If Mr. Deautsch had perhaps provided the ne plus ultra manuscript on this subject, examining every detail and providing every angle of approach, that would also considerably improve the manuscript's value. But to some extent he provides the ideas and general guidance, without even coming close to pursuing every path or possible outcome. He provides a couple of examples and per-haps one complete version. In order to figure out every conceivable turn of events, and how to handle them, you're going to have to do that homework yourself. All the talk of being flexible and intuitive is fine and dandy, but if you're teaching something—and asking a premium price for it—you should be willing to work as hard as possible to provide your student every possible tool avail-able. A bit less highfalutin' theorizing and some more nuts-and-bolts amplification would put less experienced students on the path to success, and greatly increase value along the course. But rather than serving as a definitive manual, this is more of a premise and a guide.

What if you use The Wizard is Dead regularly and successfully? In that case only you can judge its value, but odds are, you'll probably come to feel your investment was well made. But how are we to best put such an effect to use? In Mr. Rowland's "No Method Drawing Duplication" he explains that while at first his routine began "as a kind of 'emergency life saver,' these days I often use it in non-emergency situations. I am not referring to formal shows, where of course I prefer to take a more surefire route. But in all relatively informal situations, I often try out the NMDD even if I happen to have a more surefire method available.... Of course, there are times when it fails completely. So long as it's not the only thing people ever see you do, I think occasional failure is an accept-able price to pay."

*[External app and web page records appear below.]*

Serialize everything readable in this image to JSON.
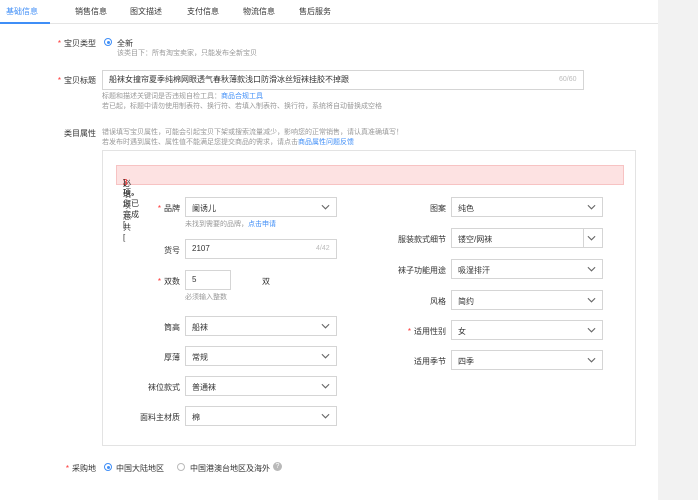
{
  "tabs": [
    "基础信息",
    "销售信息",
    "图文描述",
    "支付信息",
    "物流信息",
    "售后服务"
  ],
  "item_type": {
    "label": "宝贝类型",
    "option": "全新",
    "hint": "该类目下：所有淘宝卖家，只能发布全新宝贝"
  },
  "item_title": {
    "label": "宝贝标题",
    "value": "船袜女撞帘夏季纯棉网眼透气春秋薄款浅口防滑冰丝短袜挂胶不掉跟",
    "counter": "60/60",
    "hint1_prefix": "标题和描述关键词是否违规自检工具：",
    "hint1_link": "商品合规工具",
    "hint2": "若已起，标题中请勿使用制表符、换行符、若填入制表符、换行符，系统将自动替换成空格"
  },
  "category_attr": {
    "label": "类目属性",
    "hint1": "错误填写宝贝属性，可能会引起宝贝下架或搜索流量减少，影响您的正常销售，请认真准确填写！",
    "hint2_prefix": "若发布时遇到属性、属性值不能满足您提交商品的需求，请点击",
    "hint2_link": "商品属性问题反馈",
    "alert_prefix": "必填项总共 [",
    "alert_total": "3",
    "alert_mid": "] 项，您已完成 [",
    "alert_done": "3",
    "alert_suffix": "] 项。"
  },
  "left_fields": {
    "brand": {
      "label": "品牌",
      "value": "阑诱儿",
      "hint_prefix": "未找到需要的品牌，",
      "hint_link": "点击申请"
    },
    "model": {
      "label": "货号",
      "value": "2107",
      "counter": "4/42"
    },
    "pairs": {
      "label": "双数",
      "value": "5",
      "unit": "双",
      "hint": "必须输入整数"
    },
    "height": {
      "label": "筒高",
      "value": "船袜"
    },
    "thickness": {
      "label": "厚薄",
      "value": "常规"
    },
    "toe": {
      "label": "袜位款式",
      "value": "普通袜"
    },
    "material": {
      "label": "面料主材质",
      "value": "棉"
    }
  },
  "right_fields": {
    "pattern": {
      "label": "图案",
      "value": "纯色"
    },
    "detail": {
      "label": "服装款式细节",
      "value": "镂空/网袜"
    },
    "function": {
      "label": "袜子功能用途",
      "value": "吸湿排汗"
    },
    "style": {
      "label": "风格",
      "value": "简约"
    },
    "gender": {
      "label": "适用性别",
      "value": "女"
    },
    "season": {
      "label": "适用季节",
      "value": "四季"
    }
  },
  "origin": {
    "label": "采购地",
    "option1": "中国大陆地区",
    "option2": "中国港澳台地区及海外",
    "help": "?"
  },
  "colors": {
    "accent": "#3f8ef7",
    "required": "#f33",
    "alert_bg": "#fde2e2"
  }
}
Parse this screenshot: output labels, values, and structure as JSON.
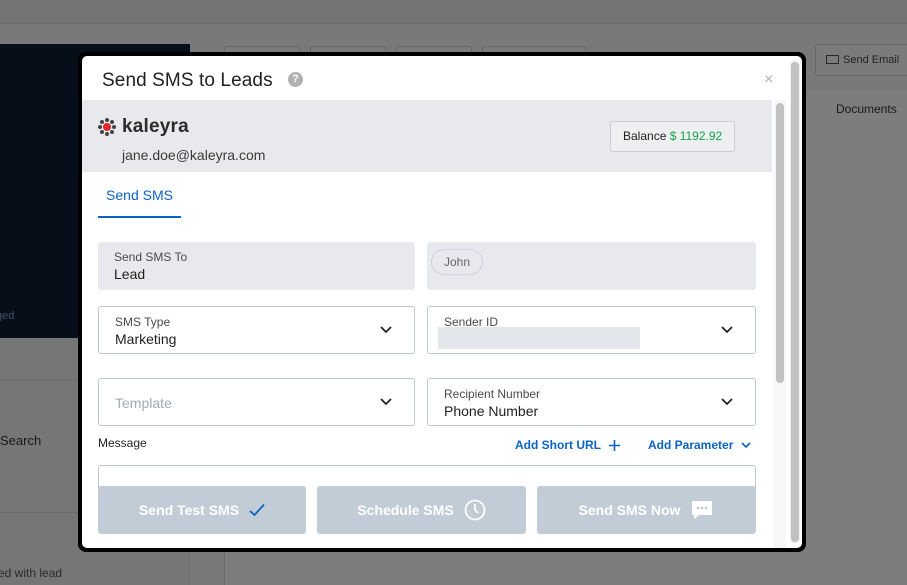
{
  "background": {
    "left_panel_text": "ged",
    "search_label": "Search",
    "with_lead_label": "ed with lead",
    "send_email_label": "Send Email",
    "documents_label": "Documents"
  },
  "modal": {
    "title": "Send SMS to Leads",
    "help_icon": "question-circle-icon",
    "close_label": "×"
  },
  "brand": {
    "logo_text": "kaleyra",
    "user_email": "jane.doe@kaleyra.com",
    "balance_label": "Balance",
    "balance_amount": "$ 1192.92",
    "balance_color": "#16a34a",
    "logo_accent": "#e3262b"
  },
  "tabs": [
    {
      "label": "Send SMS",
      "active": true
    }
  ],
  "form": {
    "send_to": {
      "label": "Send SMS To",
      "value": "Lead"
    },
    "recipient_chip": "John",
    "sms_type": {
      "label": "SMS Type",
      "value": "Marketing"
    },
    "sender_id": {
      "label": "Sender ID",
      "value": ""
    },
    "template": {
      "placeholder": "Template"
    },
    "recipient_number": {
      "label": "Recipient Number",
      "value": "Phone Number"
    },
    "message_label": "Message",
    "add_short_url": "Add Short URL",
    "add_parameter": "Add Parameter"
  },
  "actions": {
    "send_test": "Send Test SMS",
    "schedule": "Schedule SMS",
    "send_now": "Send SMS Now"
  },
  "colors": {
    "accent": "#0b63c5",
    "disabled_button": "#c1ccd7"
  }
}
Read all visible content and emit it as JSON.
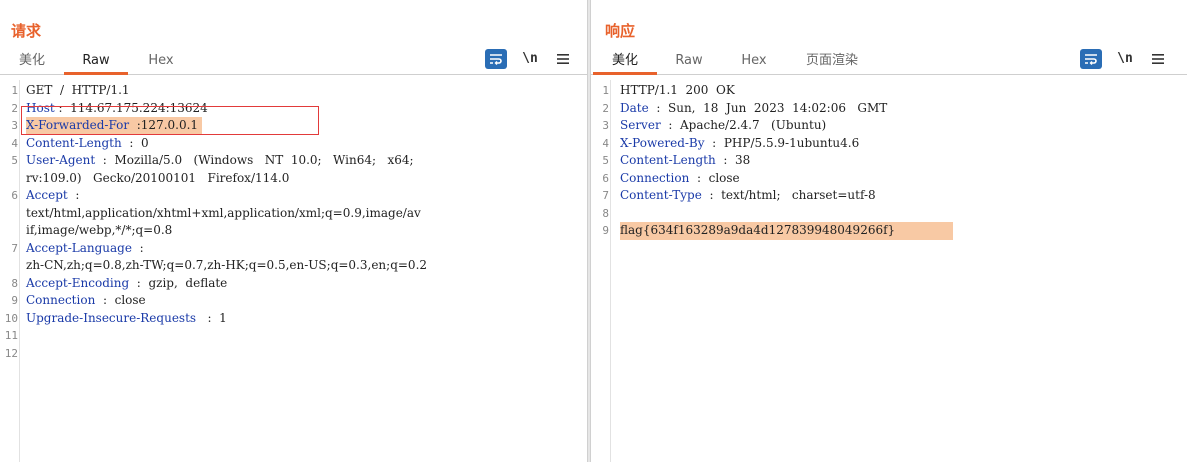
{
  "request": {
    "title": "请求",
    "tabs": [
      "美化",
      "Raw",
      "Hex"
    ],
    "active_tab": "Raw",
    "tools": {
      "newline_label": "\\n"
    },
    "lines": [
      {
        "n": "1",
        "segments": [
          {
            "t": "GET  /  HTTP/1.1",
            "k": false
          }
        ]
      },
      {
        "n": "2",
        "segments": [
          {
            "t": "Host",
            "k": true
          },
          {
            "t": " :  114.67.175.224:13624",
            "k": false
          }
        ]
      },
      {
        "n": "3",
        "segments": [
          {
            "t": "X-Forwarded-For",
            "k": true
          },
          {
            "t": "  :127.0.0.1",
            "k": false
          }
        ],
        "highlight": true
      },
      {
        "n": "4",
        "segments": [
          {
            "t": "Content-Length",
            "k": true
          },
          {
            "t": "  :  0",
            "k": false
          }
        ]
      },
      {
        "n": "5",
        "segments": [
          {
            "t": "User-Agent",
            "k": true
          },
          {
            "t": "  :  Mozilla/5.0   (Windows   NT  10.0;   Win64;   x64;",
            "k": false
          }
        ]
      },
      {
        "n": "",
        "segments": [
          {
            "t": "rv:109.0)   Gecko/20100101   Firefox/114.0",
            "k": false
          }
        ]
      },
      {
        "n": "6",
        "segments": [
          {
            "t": "Accept",
            "k": true
          },
          {
            "t": "  :",
            "k": false
          }
        ]
      },
      {
        "n": "",
        "segments": [
          {
            "t": "text/html,application/xhtml+xml,application/xml;q=0.9,image/av",
            "k": false
          }
        ]
      },
      {
        "n": "",
        "segments": [
          {
            "t": "if,image/webp,*/*;q=0.8",
            "k": false
          }
        ]
      },
      {
        "n": "7",
        "segments": [
          {
            "t": "Accept-Language",
            "k": true
          },
          {
            "t": "  :",
            "k": false
          }
        ]
      },
      {
        "n": "",
        "segments": [
          {
            "t": "zh-CN,zh;q=0.8,zh-TW;q=0.7,zh-HK;q=0.5,en-US;q=0.3,en;q=0.2",
            "k": false
          }
        ]
      },
      {
        "n": "8",
        "segments": [
          {
            "t": "Accept-Encoding",
            "k": true
          },
          {
            "t": "  :  gzip,  deflate",
            "k": false
          }
        ]
      },
      {
        "n": "9",
        "segments": [
          {
            "t": "Connection",
            "k": true
          },
          {
            "t": "  :  close",
            "k": false
          }
        ]
      },
      {
        "n": "10",
        "segments": [
          {
            "t": "Upgrade-Insecure-Requests",
            "k": true
          },
          {
            "t": "   :  1",
            "k": false
          }
        ]
      },
      {
        "n": "11",
        "segments": []
      },
      {
        "n": "12",
        "segments": []
      }
    ]
  },
  "response": {
    "title": "响应",
    "tabs": [
      "美化",
      "Raw",
      "Hex",
      "页面渲染"
    ],
    "active_tab": "美化",
    "tools": {
      "newline_label": "\\n"
    },
    "lines": [
      {
        "n": "1",
        "segments": [
          {
            "t": "HTTP/1.1  200  OK",
            "k": false
          }
        ]
      },
      {
        "n": "2",
        "segments": [
          {
            "t": "Date",
            "k": true
          },
          {
            "t": "  :  Sun,  18  Jun  2023  14:02:06   GMT",
            "k": false
          }
        ]
      },
      {
        "n": "3",
        "segments": [
          {
            "t": "Server",
            "k": true
          },
          {
            "t": "  :  Apache/2.4.7   (Ubuntu)",
            "k": false
          }
        ]
      },
      {
        "n": "4",
        "segments": [
          {
            "t": "X-Powered-By",
            "k": true
          },
          {
            "t": "  :  PHP/5.5.9-1ubuntu4.6",
            "k": false
          }
        ]
      },
      {
        "n": "5",
        "segments": [
          {
            "t": "Content-Length",
            "k": true
          },
          {
            "t": "  :  38",
            "k": false
          }
        ]
      },
      {
        "n": "6",
        "segments": [
          {
            "t": "Connection",
            "k": true
          },
          {
            "t": "  :  close",
            "k": false
          }
        ]
      },
      {
        "n": "7",
        "segments": [
          {
            "t": "Content-Type",
            "k": true
          },
          {
            "t": "  :  text/html;   charset=utf-8",
            "k": false
          }
        ]
      },
      {
        "n": "8",
        "segments": []
      },
      {
        "n": "9",
        "segments": [
          {
            "t": "flag{634f163289a9da4d127839948049266f}",
            "k": false
          }
        ],
        "highlight": true
      }
    ]
  },
  "colors": {
    "accent": "#e8622c",
    "key": "#1a3aa8",
    "highlight": "#f8c9a4",
    "tool_blue": "#2a6db5",
    "box": "#e23a3a"
  }
}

Bravo! Well spoken. It's too bad that Mr. Deautsch makes no such acknowledgement in his manuscript. I agree entirely with Mr. Rowland's assessment of risk. The best use of this kind of material, I think, is in the context of other material. Do three items and make this one of them. Maybe close on it if you hit hard, but be ready with a follow-up if you don't. And do it in a situation that lacks the do-or-die nature of many commercial settings. With these caveats and restrictions in mind, it is up to you to decide if The Wizard is Dead is a reasonable risk or a foolish one, and whether—for you—the asking price is a worthy investment.

The Wizard is Dead Yaniv Deautsch PDF downloadable manuscript; 27 pages